As a junior at UW–Madison, Lauren Lewandowski applied to the Morgridge Center for Public Service on a whim.
Today, she considers it one of the best bets of her young professional career.
“In college, I had never had an internship before. I had a lot of imposter syndrome, where I was, like, I don’t know if I’m good enough, or if I know enough about public service,” she says. “I’m so glad I just went for it, I was myself, and it obviously worked out. So just trying not to be afraid of new things is huge.”
Lewandowski, who graduated from UW–Madison with degrees in journalism and history in 2018, joined the Morgridge Center as a communications and marketing intern her senior year. Today, she holds a similar title as a communications specialist at the Minnesota Pollution Control Agency (MPCA).
While she considers MPCA to be her dream job, it wasn’t a straight path for her to get there. After she graduated, Lewandowski spent a few years working in communications for various businesses, including a health insurance company and a software company.
But she wasn’t fulfilled — she wanted to get back into public service work, similar to what she did at Morgridge Center. Then the MPCA job opened up.
“And I guess I found this job and kind of had one of those ‘aha!’ moments, when I felt like this was the job I’ve been waiting for since post grad,” she says.
It’s not a surprise that she found her way to MPCA based on her other connection to the Morgridge Center: Badger Volunteers.
During the four semesters she participated in the program, Lewandowski found herself drawn to the environmentally oriented Badger Volunteer opportunities. In the second semester of her senior year, she combined her passion for the environment with the communications skills she picked up at the Morgridge Center in her volunteer work for the Aldo Leopold Nature Center.
I’m so glad I just went for it, I was myself, and it obviously worked out. So just trying not to be afraid of new things is huge.
“I’m interested in environmental topics. I’m interested in wanting to get other people excited about them,” she says. “Badger Volunteers specifically fueled that passion.”
At MPCA, Lewandowski describes the bulk of her work as community engagement. Whether it is external environmental groups or other governmental entities, she aims to forge partnerships and connect stakeholders to work together on environmental conservation issues.
Looking back on her professional and volunteer experiences through the Morgridge Center, all the puzzle pieces of her post-grad journey come together.
“At the Morgridge Center, it felt good to help get the word out about things that others aren’t aware of or organizations don’t have resources to do so,” she says. “I’ve been in this job (at MCPA) for three years now and still have that same sort of passion for wanting to be in a role where I feel like we’re providing services to people and doing good, and protecting the environment as well.”

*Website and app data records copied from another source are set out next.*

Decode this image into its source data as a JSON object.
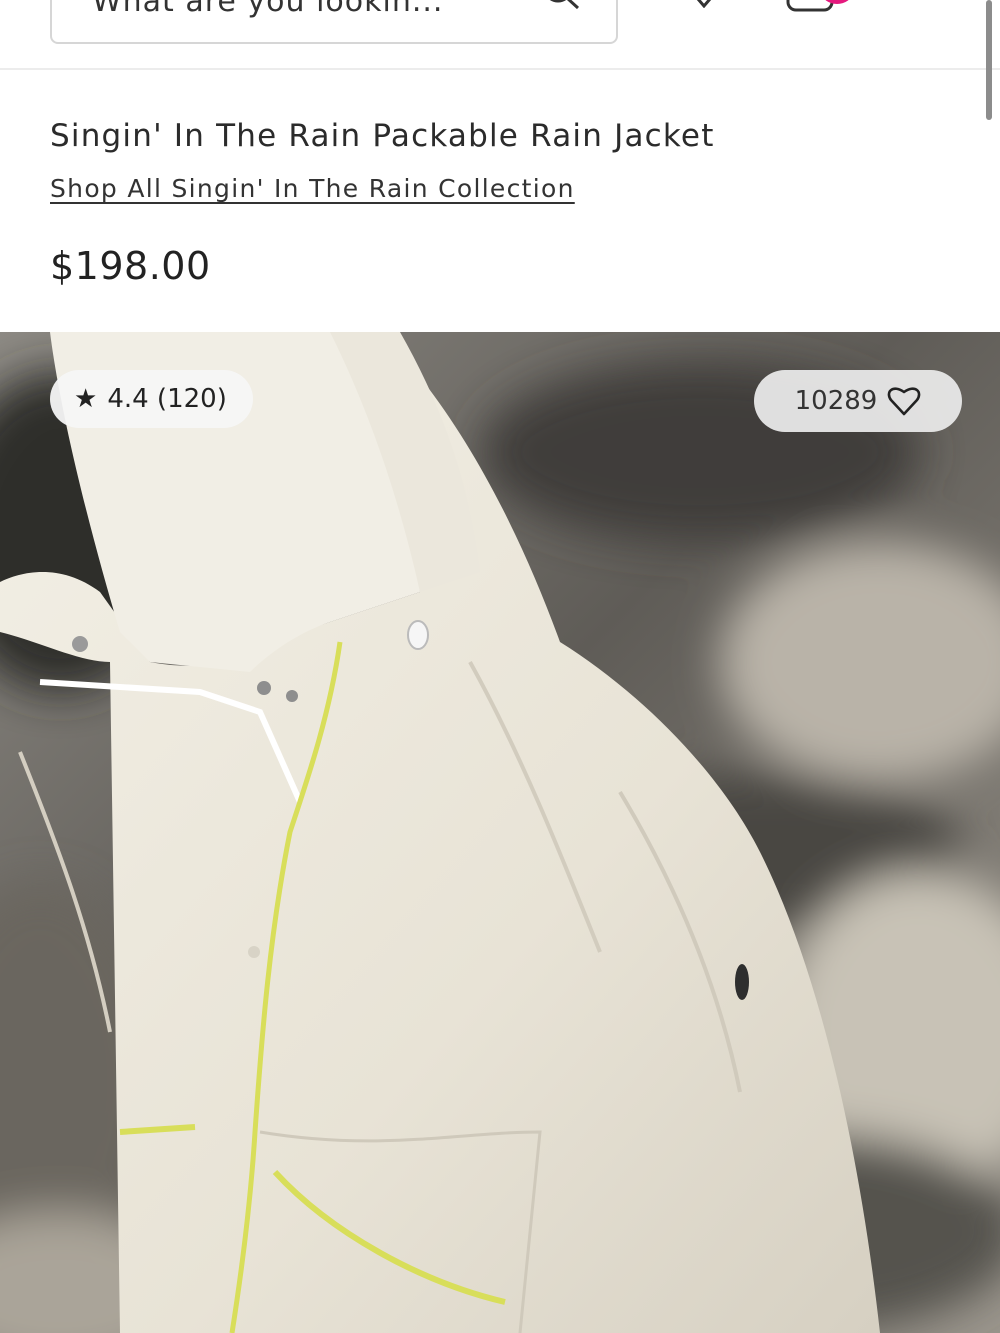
{
  "header": {
    "search_text": "What are you lookin...",
    "search_icon": "search-icon",
    "wishlist_icon": "heart-icon",
    "bag_icon": "shopping-bag-icon",
    "menu_icon": "hamburger-menu-icon",
    "badge_color": "#e5197e"
  },
  "product": {
    "title": "Singin' In The Rain Packable Rain Jacket",
    "collection_link": "Shop All Singin' In The Rain Collection",
    "price": "$198.00"
  },
  "gallery": {
    "rating_star": "★",
    "rating": "4.4 (120)",
    "wishlist_count": "10289",
    "wishlist_icon": "heart-outline-icon"
  },
  "colors": {
    "jacket": "#ece8dc",
    "zipper_trim": "#d8de5a",
    "background_rock": "#6f6c66"
  }
}
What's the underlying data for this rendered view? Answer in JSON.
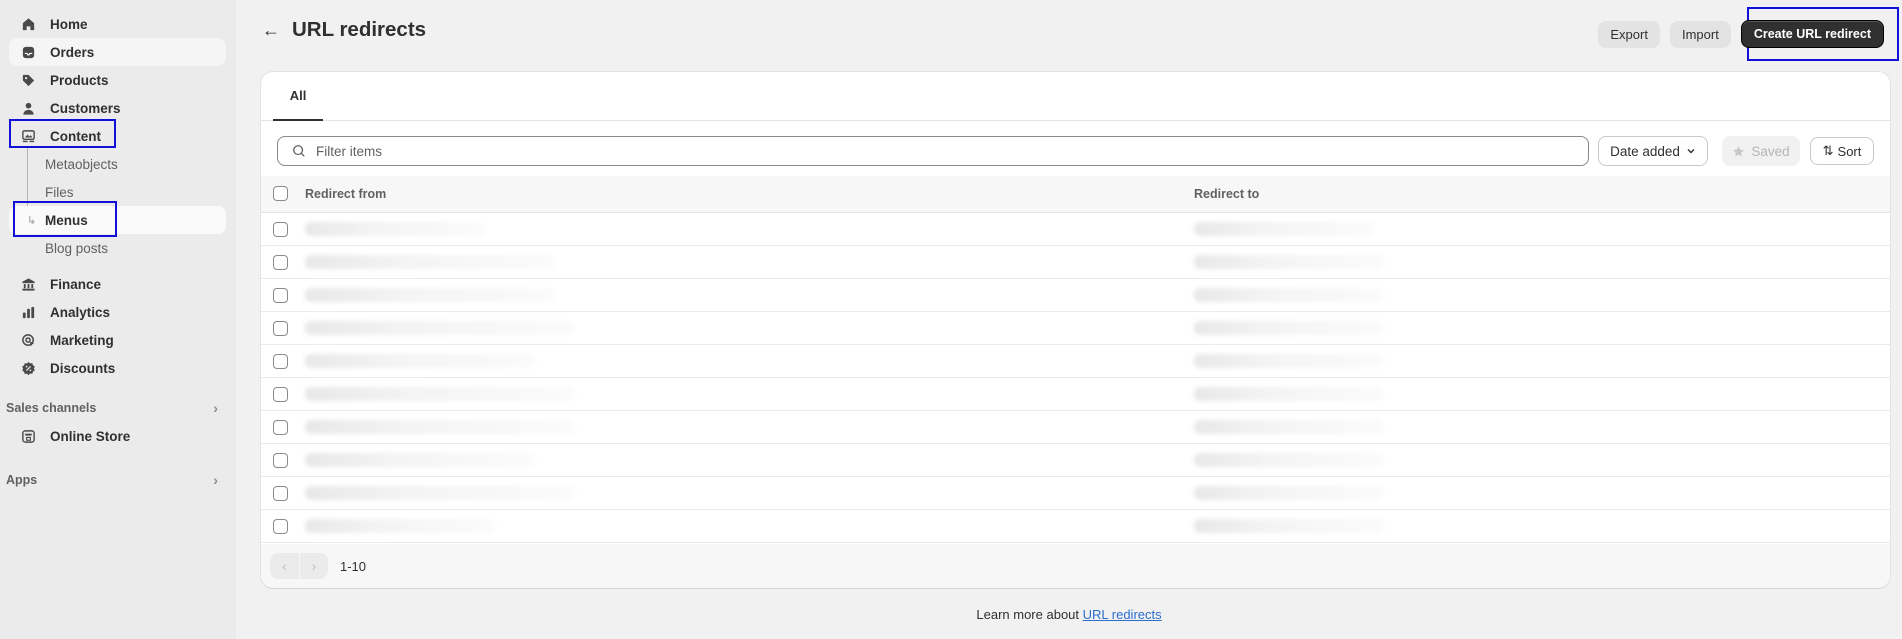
{
  "sidebar": {
    "items": [
      {
        "label": "Home",
        "icon": "home-icon"
      },
      {
        "label": "Orders",
        "icon": "inbox-icon"
      },
      {
        "label": "Products",
        "icon": "tag-icon"
      },
      {
        "label": "Customers",
        "icon": "person-icon"
      },
      {
        "label": "Content",
        "icon": "image-content-icon"
      }
    ],
    "content_sub": [
      {
        "label": "Metaobjects"
      },
      {
        "label": "Files"
      },
      {
        "label": "Menus"
      },
      {
        "label": "Blog posts"
      }
    ],
    "items2": [
      {
        "label": "Finance",
        "icon": "bank-icon"
      },
      {
        "label": "Analytics",
        "icon": "bar-chart-icon"
      },
      {
        "label": "Marketing",
        "icon": "target-icon"
      },
      {
        "label": "Discounts",
        "icon": "discount-icon"
      }
    ],
    "sales_channels": {
      "label": "Sales channels",
      "items": [
        {
          "label": "Online Store",
          "icon": "store-icon"
        }
      ]
    },
    "apps": {
      "label": "Apps"
    }
  },
  "header": {
    "back_icon": "arrow-left-icon",
    "title": "URL redirects",
    "export_label": "Export",
    "import_label": "Import",
    "create_label": "Create URL redirect"
  },
  "tabs": [
    {
      "label": "All",
      "selected": true
    }
  ],
  "toolbar": {
    "search_placeholder": "Filter items",
    "date_label": "Date added",
    "saved_label": "Saved",
    "sort_label": "Sort"
  },
  "table": {
    "columns": [
      "Redirect from",
      "Redirect to"
    ],
    "rows_note": "row contents blurred/redacted",
    "row_count": 10
  },
  "pagination": {
    "label": "1-10",
    "prev_enabled": false,
    "next_enabled": false
  },
  "footer": {
    "text": "Learn more about ",
    "link": "URL redirects"
  },
  "colors": {
    "primary_button": "#303030",
    "link": "#2c6ecb",
    "highlight_box": "#1010d8"
  }
}
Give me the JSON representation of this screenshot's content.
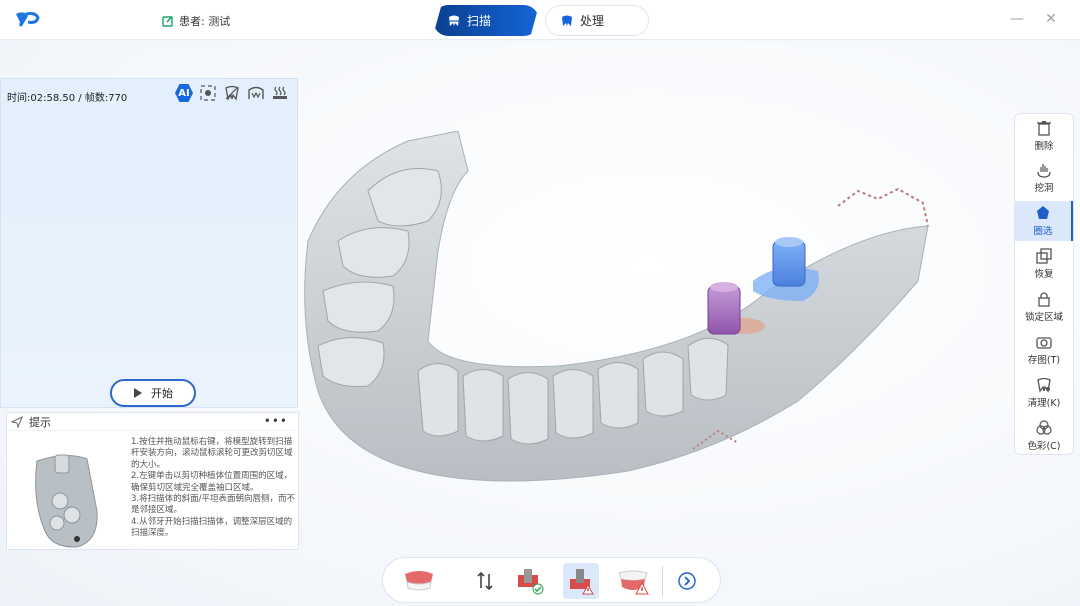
{
  "titlebar": {
    "patient_label": "患者: 测试",
    "tabs": [
      {
        "label": "扫描",
        "active": true
      },
      {
        "label": "处理",
        "active": false
      }
    ],
    "window_buttons": [
      "minimize",
      "close"
    ]
  },
  "left_panel": {
    "time_info": "时间:02:58.50 / 帧数:770",
    "icons": [
      "ai-icon",
      "focus-icon",
      "tooth-mask-icon",
      "arch-icon",
      "heat-icon"
    ],
    "ai_label": "AI",
    "start_label": "开始"
  },
  "tips": {
    "title": "提示",
    "more": "•••",
    "lines": [
      "1.按住并拖动鼠标右键，将模型旋转到扫描杆安装方向，滚动鼠标滚轮可更改剪切区域的大小。",
      "2.左键单击以剪切种植体位置周围的区域，确保剪切区域完全覆盖袖口区域。",
      "3.将扫描体的斜面/平坦表面朝向唇侧，而不是邻接区域。",
      "4.从邻牙开始扫描扫描体，调整深层区域的扫描深度。"
    ]
  },
  "right_toolbar": {
    "items": [
      {
        "label": "删除",
        "icon": "trash-icon",
        "active": false
      },
      {
        "label": "挖洞",
        "icon": "dig-hole-icon",
        "active": false
      },
      {
        "label": "圈选",
        "icon": "lasso-select-icon",
        "active": true
      },
      {
        "label": "恢复",
        "icon": "restore-icon",
        "active": false
      },
      {
        "label": "锁定区域",
        "icon": "lock-icon",
        "active": false
      },
      {
        "label": "存图(T)",
        "icon": "camera-icon",
        "active": false
      },
      {
        "label": "清理(K)",
        "icon": "clean-icon",
        "active": false
      },
      {
        "label": "色彩(C)",
        "icon": "color-icon",
        "active": false
      }
    ]
  },
  "bottom_toolbar": {
    "items": [
      "upper-jaw-icon",
      "swap-jaw-icon",
      "scanbody-checked-icon",
      "scanbody-warning-icon",
      "lower-jaw-warning-icon"
    ],
    "active_index": 3,
    "next_icon": "chevron-right-icon"
  },
  "colors": {
    "brand_blue": "#1565d8",
    "active_bg": "#dbe8fb",
    "model_gray": "#c9ced2",
    "scanbody_purple": "#b27bc7",
    "scanbody_blue": "#5b8fe8"
  }
}
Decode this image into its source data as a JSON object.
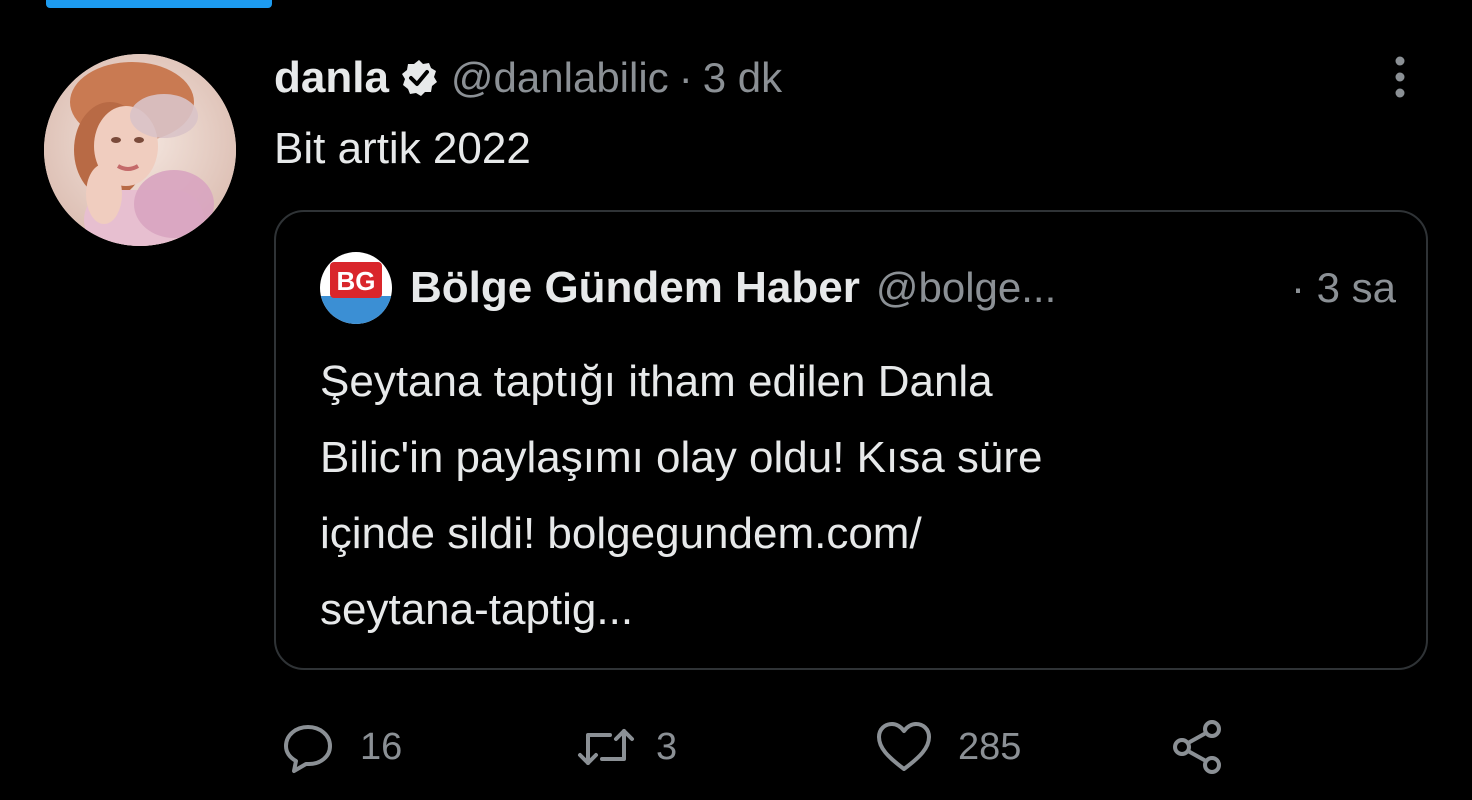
{
  "tweet": {
    "display_name": "danla",
    "verified_icon": "verified-badge-icon",
    "handle": "@danlabilic",
    "separator": "·",
    "time": "3 dk",
    "text": "Bit artik 2022",
    "avatar_alt": "profile-photo"
  },
  "quote": {
    "logo_text": "BG",
    "name": "Bölge Gündem Haber",
    "handle": "@bolge...",
    "time": "· 3 sa",
    "text_lines": [
      "Şeytana taptığı itham edilen Danla",
      "Bilic'in paylaşımı olay oldu! Kısa süre",
      "içinde sildi! bolgegundem.com/",
      "seytana-taptig..."
    ]
  },
  "actions": {
    "reply_count": "16",
    "retweet_count": "3",
    "like_count": "285"
  },
  "colors": {
    "background": "#000000",
    "text_primary": "#e7e9ea",
    "text_secondary": "#8b9095",
    "border": "#2f3336",
    "accent": "#1d9bf0"
  }
}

While she now embraces her self-described “strange journey” to where she is today, Lewandowski knows just how hard that can be for undergraduates. She too remembers the feelings of uncertainty or nervousness of what the future held.
Despite the unknowns, she encouraged students to pursue their passions in college and take advantage of any opportunities to explore their interests. Lewandowski says volunteer experience rivals paid internships when it boils down to the skills students can gain about their future careers, especially in environmental work.
“People who want to work in the environmental field, there are so many opportunities out there for not only employment, but volunteer opportunities to get involved in the environment, and volunteer experience is just as valuable as paid experience,” she says.
“There are a lot of opportunities out there for you to gain whatever experience or knowledge you’re looking for. And sometimes all you need is just like a foot in the door.”